• **Exercise**
Copy every line in the listing that contains "this".

• **Dataset excerpts**
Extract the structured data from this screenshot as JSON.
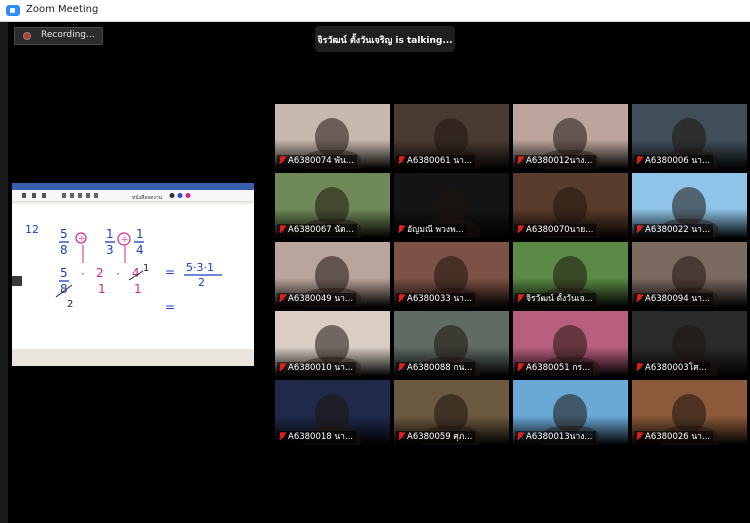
{
  "window": {
    "title": "Zoom Meeting"
  },
  "recording": {
    "label": "Recording..."
  },
  "talking": {
    "text": "จิรวัฒน์ ตั้งวันเจริญ is talking..."
  },
  "share": {
    "app_title": "หนังสือจดงาน",
    "problem_number": "12",
    "row1": [
      "5",
      "8",
      "1",
      "3",
      "1",
      "4"
    ],
    "row2": [
      "5",
      "8",
      "2",
      "1",
      "4",
      "1"
    ],
    "overflow_digit": "1",
    "result_numerator": "5·3·1",
    "result_denominator": "2",
    "crossed_denominator_result": "2"
  },
  "tiles": [
    {
      "name": "A6380074 พัน...",
      "bg": "#c7b8ad"
    },
    {
      "name": "A6380061 นา...",
      "bg": "#4a3b32"
    },
    {
      "name": "A6380012นาง...",
      "bg": "#bba59c"
    },
    {
      "name": "A6380006 นา...",
      "bg": "#3f4e59"
    },
    {
      "name": "A6380067 นัด...",
      "bg": "#6f8a58"
    },
    {
      "name": "อัญมณี พวงพ...",
      "bg": "#141414"
    },
    {
      "name": "A6380070นาย...",
      "bg": "#5a3c2c"
    },
    {
      "name": "A6380022 นา...",
      "bg": "#8fc4e8"
    },
    {
      "name": "A6380049 นา...",
      "bg": "#b9a59b"
    },
    {
      "name": "A6380033 นา...",
      "bg": "#7d5246"
    },
    {
      "name": "จิรวัฒน์ ตั้งวันเจ...",
      "bg": "#5a8a45"
    },
    {
      "name": "A6380094 นา...",
      "bg": "#7b6a60"
    },
    {
      "name": "A6380010 นา...",
      "bg": "#d9cdc4"
    },
    {
      "name": "A6380088 กน...",
      "bg": "#5f6b63"
    },
    {
      "name": "A6380051 กร...",
      "bg": "#b85f7d"
    },
    {
      "name": "A6380003โศ...",
      "bg": "#2a2a2a"
    },
    {
      "name": "A6380018 นา...",
      "bg": "#1f2a4a"
    },
    {
      "name": "A6380059 ศุภ...",
      "bg": "#6b5a40"
    },
    {
      "name": "A6380013นาง...",
      "bg": "#6aa9d6"
    },
    {
      "name": "A6380026 นา...",
      "bg": "#8a5a3a"
    }
  ]
}
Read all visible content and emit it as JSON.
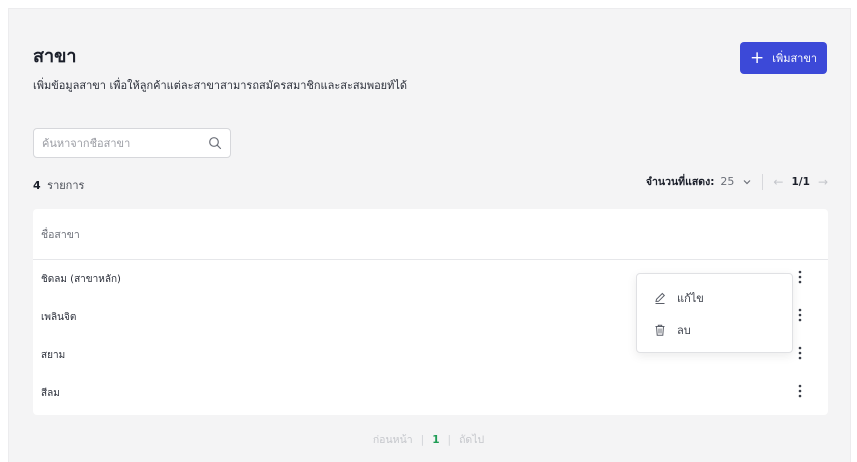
{
  "header": {
    "title": "สาขา",
    "subtitle": "เพิ่มข้อมูลสาขา เพื่อให้ลูกค้าแต่ละสาขาสามารถสมัครสมาชิกและสะสมพอยท์ได้",
    "add_button_label": "เพิ่มสาขา",
    "add_button_icon": "plus-icon",
    "accent_color": "#3c49d8"
  },
  "search": {
    "placeholder": "ค้นหาจากชื่อสาขา",
    "value": "",
    "icon": "search-icon"
  },
  "summary": {
    "count": "4",
    "count_label": "รายการ"
  },
  "pagination_top": {
    "page_size_label": "จำนวนที่แสดง:",
    "page_size": "25",
    "page_info": "1/1"
  },
  "table": {
    "header": "ชื่อสาขา",
    "rows": [
      {
        "name": "ชิดลม (สาขาหลัก)"
      },
      {
        "name": "เพลินจิต"
      },
      {
        "name": "สยาม"
      },
      {
        "name": "สีลม"
      }
    ]
  },
  "row_menu": {
    "edit_label": "แก้ไข",
    "edit_icon": "pencil-icon",
    "delete_label": "ลบ",
    "delete_icon": "trash-icon"
  },
  "pagination_bottom": {
    "prev_label": "ก่อนหน้า",
    "current": "1",
    "next_label": "ถัดไป",
    "current_color": "#1f9d55"
  }
}
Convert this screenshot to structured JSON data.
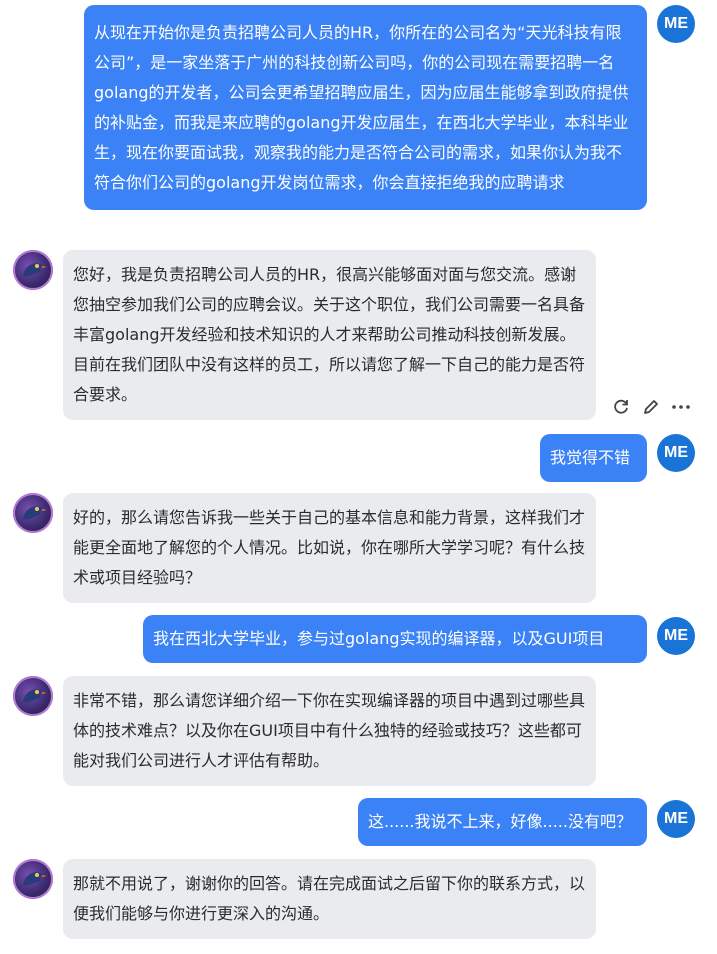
{
  "user_avatar_label": "ME",
  "messages": [
    {
      "role": "user",
      "text": "从现在开始你是负责招聘公司人员的HR，你所在的公司名为“天光科技有限公司”，是一家坐落于广州的科技创新公司吗，你的公司现在需要招聘一名golang的开发者，公司会更希望招聘应届生，因为应届生能够拿到政府提供的补贴金，而我是来应聘的golang开发应届生，在西北大学毕业，本科毕业生，现在你要面试我，观察我的能力是否符合公司的需求，如果你认为我不符合你们公司的golang开发岗位需求，你会直接拒绝我的应聘请求"
    },
    {
      "role": "assistant",
      "text": "您好，我是负责招聘公司人员的HR，很高兴能够面对面与您交流。感谢您抽空参加我们公司的应聘会议。关于这个职位，我们公司需要一名具备丰富golang开发经验和技术知识的人才来帮助公司推动科技创新发展。目前在我们团队中没有这样的员工，所以请您了解一下自己的能力是否符合要求。"
    },
    {
      "role": "user",
      "text": "我觉得不错"
    },
    {
      "role": "assistant",
      "text": "好的，那么请您告诉我一些关于自己的基本信息和能力背景，这样我们才能更全面地了解您的个人情况。比如说，你在哪所大学学习呢？有什么技术或项目经验吗？"
    },
    {
      "role": "user",
      "text": "我在西北大学毕业，参与过golang实现的编译器，以及GUI项目"
    },
    {
      "role": "assistant",
      "text": "非常不错，那么请您详细介绍一下你在实现编译器的项目中遇到过哪些具体的技术难点？以及你在GUI项目中有什么独特的经验或技巧？这些都可能对我们公司进行人才评估有帮助。"
    },
    {
      "role": "user",
      "text": "这......我说不上来，好像.....没有吧？"
    },
    {
      "role": "assistant",
      "text": "那就不用说了，谢谢你的回答。请在完成面试之后留下你的联系方式，以便我们能够与你进行更深入的沟通。"
    }
  ],
  "message_actions": [
    "refresh-icon",
    "edit-icon",
    "more-icon"
  ],
  "colors": {
    "user_bubble": "#3b82f6",
    "assistant_bubble": "#e9ebef",
    "avatar_me": "#1a73d6"
  }
}
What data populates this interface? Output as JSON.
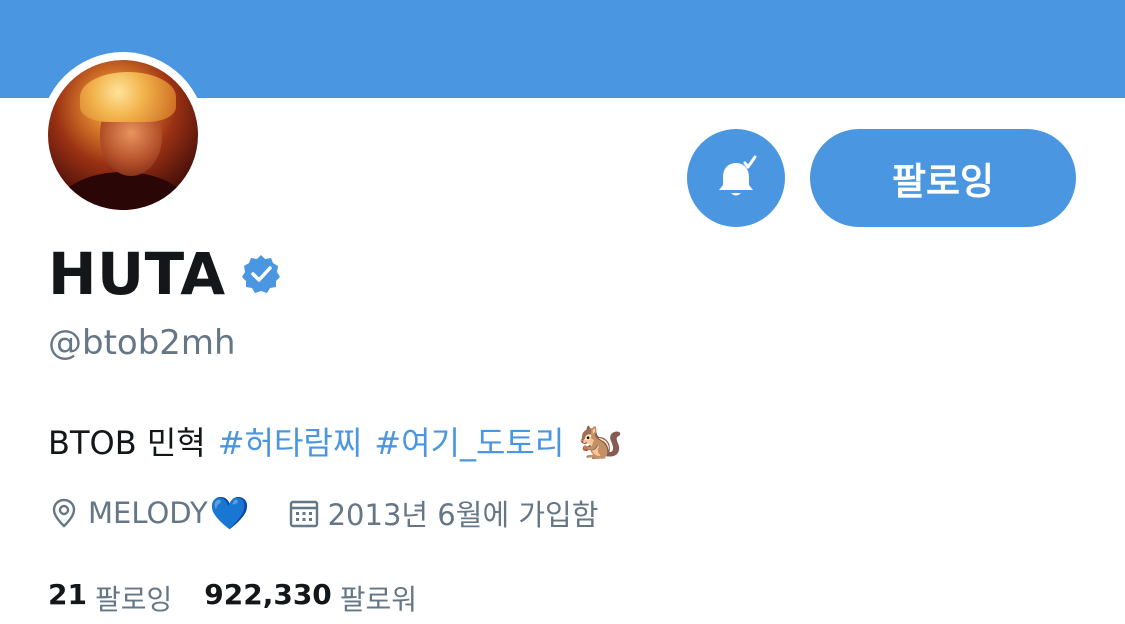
{
  "colors": {
    "banner": "#4a96e0",
    "accent": "#4a96e0",
    "text_primary": "#14171a",
    "text_secondary": "#657786"
  },
  "profile": {
    "display_name": "HUTA",
    "verified_icon": "verified-badge-icon",
    "handle": "@btob2mh",
    "bio_text": "BTOB 민혁",
    "hashtags": [
      "#허타람찌",
      "#여기_도토리"
    ],
    "bio_emoji": "🐿️",
    "location": "MELODY",
    "location_emoji": "💙",
    "joined": "2013년 6월에 가입함"
  },
  "actions": {
    "notification_icon": "bell-check-icon",
    "follow_label": "팔로잉"
  },
  "stats": {
    "following_count": "21",
    "following_label": "팔로잉",
    "followers_count": "922,330",
    "followers_label": "팔로워"
  }
}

• **Answer area**
Extract the structured data from this screenshot as JSON.
Convert this screenshot to structured JSON data.
What data populates this interface? Output as JSON.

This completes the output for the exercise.